Small to medium-sized businesses (SMBs) in the United States are increasingly the victims of cybercrime, according to a survey from security firm Panda Security, released Friday.
The survey found that close to half of U.S. SMBs (44 percent) were hit by some form of cybercrime. Ten percent of U.S. SMBs surveyed were hit so bad that they had to stop production -- worldwide, the average was 30 percent. Some 50 percent of companies in the survey lost time or productivity as a result of being infected.
“IT security is a major issue for small and mid-sized businesses because these companies often lack the in-house staff and resources to fight off increasingly sophisticated and exponentially more targeted Internet attacks," Luis Corrons, PandaLabs technical director, told SCMagazineUS.com in an email. "These companies also tend to be pretty distributed in nature, often employing a high percentage of remote workers and consultants."
The study surveyed 5,760 companies worldwide, with up to 400 computers deployed. U.S. SMBs said that viruses affected their companies the most (41 percent), followed by spyware (26 percent). Viruses also ranked first worldwide, with 55 percent of respondents saying that category of malware was the biggest threat to their businesses.

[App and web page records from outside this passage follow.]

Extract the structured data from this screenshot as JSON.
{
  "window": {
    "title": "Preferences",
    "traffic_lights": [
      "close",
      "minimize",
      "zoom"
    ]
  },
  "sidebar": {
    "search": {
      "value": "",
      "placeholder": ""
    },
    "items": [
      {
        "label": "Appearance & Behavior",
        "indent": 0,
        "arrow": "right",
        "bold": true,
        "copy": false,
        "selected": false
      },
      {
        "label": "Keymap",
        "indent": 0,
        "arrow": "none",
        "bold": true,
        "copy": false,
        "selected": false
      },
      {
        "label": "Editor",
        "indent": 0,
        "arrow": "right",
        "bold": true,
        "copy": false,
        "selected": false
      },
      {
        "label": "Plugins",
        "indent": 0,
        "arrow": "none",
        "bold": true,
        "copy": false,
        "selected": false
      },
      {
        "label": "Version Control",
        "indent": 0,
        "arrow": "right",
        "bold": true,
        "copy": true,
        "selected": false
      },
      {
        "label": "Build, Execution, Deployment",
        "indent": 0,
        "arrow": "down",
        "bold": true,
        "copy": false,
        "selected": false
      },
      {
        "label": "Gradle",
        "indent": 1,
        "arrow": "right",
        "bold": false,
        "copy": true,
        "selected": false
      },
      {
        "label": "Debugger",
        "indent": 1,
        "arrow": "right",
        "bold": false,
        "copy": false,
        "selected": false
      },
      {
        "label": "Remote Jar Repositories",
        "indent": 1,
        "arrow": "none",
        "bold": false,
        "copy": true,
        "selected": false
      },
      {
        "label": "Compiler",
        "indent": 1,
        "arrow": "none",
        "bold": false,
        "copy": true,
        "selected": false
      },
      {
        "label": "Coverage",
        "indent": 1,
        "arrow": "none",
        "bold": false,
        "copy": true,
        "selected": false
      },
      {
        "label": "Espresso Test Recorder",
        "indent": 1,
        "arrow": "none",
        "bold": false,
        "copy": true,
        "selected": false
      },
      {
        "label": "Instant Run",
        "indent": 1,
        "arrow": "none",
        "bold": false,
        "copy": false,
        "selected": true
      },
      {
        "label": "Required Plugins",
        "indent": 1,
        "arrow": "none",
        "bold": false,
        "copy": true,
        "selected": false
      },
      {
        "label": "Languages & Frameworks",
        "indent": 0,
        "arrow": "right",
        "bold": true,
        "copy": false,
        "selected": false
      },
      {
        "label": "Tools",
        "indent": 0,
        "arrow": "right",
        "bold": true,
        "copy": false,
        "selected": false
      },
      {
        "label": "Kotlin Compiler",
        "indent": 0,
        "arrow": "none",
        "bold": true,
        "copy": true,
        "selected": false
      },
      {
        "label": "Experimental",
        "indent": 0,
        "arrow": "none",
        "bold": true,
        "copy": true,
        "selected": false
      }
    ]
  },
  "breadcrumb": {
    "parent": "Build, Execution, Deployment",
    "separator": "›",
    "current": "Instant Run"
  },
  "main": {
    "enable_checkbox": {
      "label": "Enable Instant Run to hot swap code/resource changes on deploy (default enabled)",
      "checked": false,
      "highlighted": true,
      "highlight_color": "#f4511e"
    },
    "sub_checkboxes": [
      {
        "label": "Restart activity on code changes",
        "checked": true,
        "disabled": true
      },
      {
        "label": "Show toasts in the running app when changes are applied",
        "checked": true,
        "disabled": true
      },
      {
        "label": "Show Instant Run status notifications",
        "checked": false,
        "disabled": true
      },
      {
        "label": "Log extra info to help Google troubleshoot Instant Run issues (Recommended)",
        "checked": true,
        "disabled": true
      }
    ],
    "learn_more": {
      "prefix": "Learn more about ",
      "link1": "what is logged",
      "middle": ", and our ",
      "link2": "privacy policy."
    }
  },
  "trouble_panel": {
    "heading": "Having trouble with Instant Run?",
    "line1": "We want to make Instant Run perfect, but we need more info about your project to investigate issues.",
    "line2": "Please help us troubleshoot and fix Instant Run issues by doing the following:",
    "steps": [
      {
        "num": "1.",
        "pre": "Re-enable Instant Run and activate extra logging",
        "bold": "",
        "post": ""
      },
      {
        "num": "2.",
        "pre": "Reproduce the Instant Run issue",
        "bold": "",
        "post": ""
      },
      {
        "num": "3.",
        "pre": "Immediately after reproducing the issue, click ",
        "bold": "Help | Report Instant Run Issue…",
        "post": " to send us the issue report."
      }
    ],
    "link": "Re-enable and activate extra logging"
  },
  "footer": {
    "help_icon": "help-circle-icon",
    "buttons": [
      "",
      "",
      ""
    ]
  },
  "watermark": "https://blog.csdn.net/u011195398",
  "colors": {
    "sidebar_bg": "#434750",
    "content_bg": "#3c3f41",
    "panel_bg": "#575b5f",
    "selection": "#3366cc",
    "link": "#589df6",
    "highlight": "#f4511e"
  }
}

It's not that SMBs are unaware of the threats. Some 97 percent of U.S. SMBs have installed anti-virus and 95 percent claim their security systems are up to date. But many still lack other common security protections. A sizable minority, 29 percent, said they have no anti-spam in place, 22 percent are without anti-spyware technology and 16 percent do not have firewalls. In addition, 52 percent said they have no web filtering solution in place. Even security training seems to be overlooked. Some 39 percent of respondents said that they have yet to be trained about IT threats.
Of U.S. SMBs that reported they had no security systems in place, 27 percent said they just aren't important or necessary, and 20 percent thought they were too expensive, the study found.
"Despite strong efforts in the US to educate businesses about the importance of computer security, a staggering number of small and medium-sized businesses have become victims of cybercrime," Corrons said in a statement.
"In addition, it was surprising to see so many businesses fail to adopt the most basic security measures, such as anti-spam and firewall protection," he said. "There are relatively few barriers to entry for small and medium sized businesses to access this level of protection, which can make a lot of difference in the end."